--- START ---

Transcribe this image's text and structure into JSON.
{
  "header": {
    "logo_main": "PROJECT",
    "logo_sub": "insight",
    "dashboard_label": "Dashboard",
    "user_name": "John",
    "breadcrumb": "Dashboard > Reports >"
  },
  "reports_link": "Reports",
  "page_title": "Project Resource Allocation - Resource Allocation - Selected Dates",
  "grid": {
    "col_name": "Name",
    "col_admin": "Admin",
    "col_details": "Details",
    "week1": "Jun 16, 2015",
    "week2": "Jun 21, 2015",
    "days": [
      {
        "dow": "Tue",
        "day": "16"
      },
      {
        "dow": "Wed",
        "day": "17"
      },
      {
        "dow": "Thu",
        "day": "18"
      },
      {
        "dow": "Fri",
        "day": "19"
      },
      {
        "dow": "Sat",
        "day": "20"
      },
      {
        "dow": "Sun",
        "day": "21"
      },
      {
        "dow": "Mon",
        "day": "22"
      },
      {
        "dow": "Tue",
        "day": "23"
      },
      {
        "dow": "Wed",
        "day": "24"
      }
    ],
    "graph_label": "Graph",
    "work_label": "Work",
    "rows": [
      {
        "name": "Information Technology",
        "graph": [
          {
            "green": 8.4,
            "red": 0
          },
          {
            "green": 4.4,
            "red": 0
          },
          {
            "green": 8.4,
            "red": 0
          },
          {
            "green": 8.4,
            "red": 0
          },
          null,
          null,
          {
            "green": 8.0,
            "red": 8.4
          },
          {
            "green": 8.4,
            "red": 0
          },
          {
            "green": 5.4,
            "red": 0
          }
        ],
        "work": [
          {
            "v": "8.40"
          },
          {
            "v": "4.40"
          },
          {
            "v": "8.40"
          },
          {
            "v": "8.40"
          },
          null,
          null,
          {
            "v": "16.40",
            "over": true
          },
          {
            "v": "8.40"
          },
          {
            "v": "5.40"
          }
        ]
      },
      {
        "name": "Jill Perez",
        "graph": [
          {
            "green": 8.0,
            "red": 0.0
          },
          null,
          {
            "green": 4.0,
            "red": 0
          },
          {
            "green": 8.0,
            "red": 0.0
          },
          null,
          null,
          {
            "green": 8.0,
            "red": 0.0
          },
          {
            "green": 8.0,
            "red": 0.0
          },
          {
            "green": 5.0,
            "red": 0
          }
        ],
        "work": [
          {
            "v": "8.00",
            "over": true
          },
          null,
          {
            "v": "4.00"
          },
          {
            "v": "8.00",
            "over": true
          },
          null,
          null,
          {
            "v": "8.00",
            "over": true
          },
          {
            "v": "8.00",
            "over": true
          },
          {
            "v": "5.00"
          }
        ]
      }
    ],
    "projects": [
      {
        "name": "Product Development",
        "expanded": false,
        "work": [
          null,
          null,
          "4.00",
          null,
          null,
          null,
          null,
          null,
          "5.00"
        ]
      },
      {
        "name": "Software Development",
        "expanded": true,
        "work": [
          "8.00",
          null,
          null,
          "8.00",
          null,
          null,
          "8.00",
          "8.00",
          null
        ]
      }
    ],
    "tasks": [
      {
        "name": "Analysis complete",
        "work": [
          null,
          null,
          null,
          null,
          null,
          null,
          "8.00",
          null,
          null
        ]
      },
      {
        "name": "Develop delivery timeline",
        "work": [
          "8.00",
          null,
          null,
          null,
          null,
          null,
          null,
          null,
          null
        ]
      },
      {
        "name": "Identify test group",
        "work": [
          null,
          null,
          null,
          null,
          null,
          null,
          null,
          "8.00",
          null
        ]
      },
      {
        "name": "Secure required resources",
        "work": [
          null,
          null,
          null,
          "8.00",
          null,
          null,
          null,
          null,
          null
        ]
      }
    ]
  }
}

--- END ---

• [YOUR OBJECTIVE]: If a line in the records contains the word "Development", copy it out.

• [RESPONSE TO THE TASK]:
        "name": "Product Development",
        "name": "Software Development",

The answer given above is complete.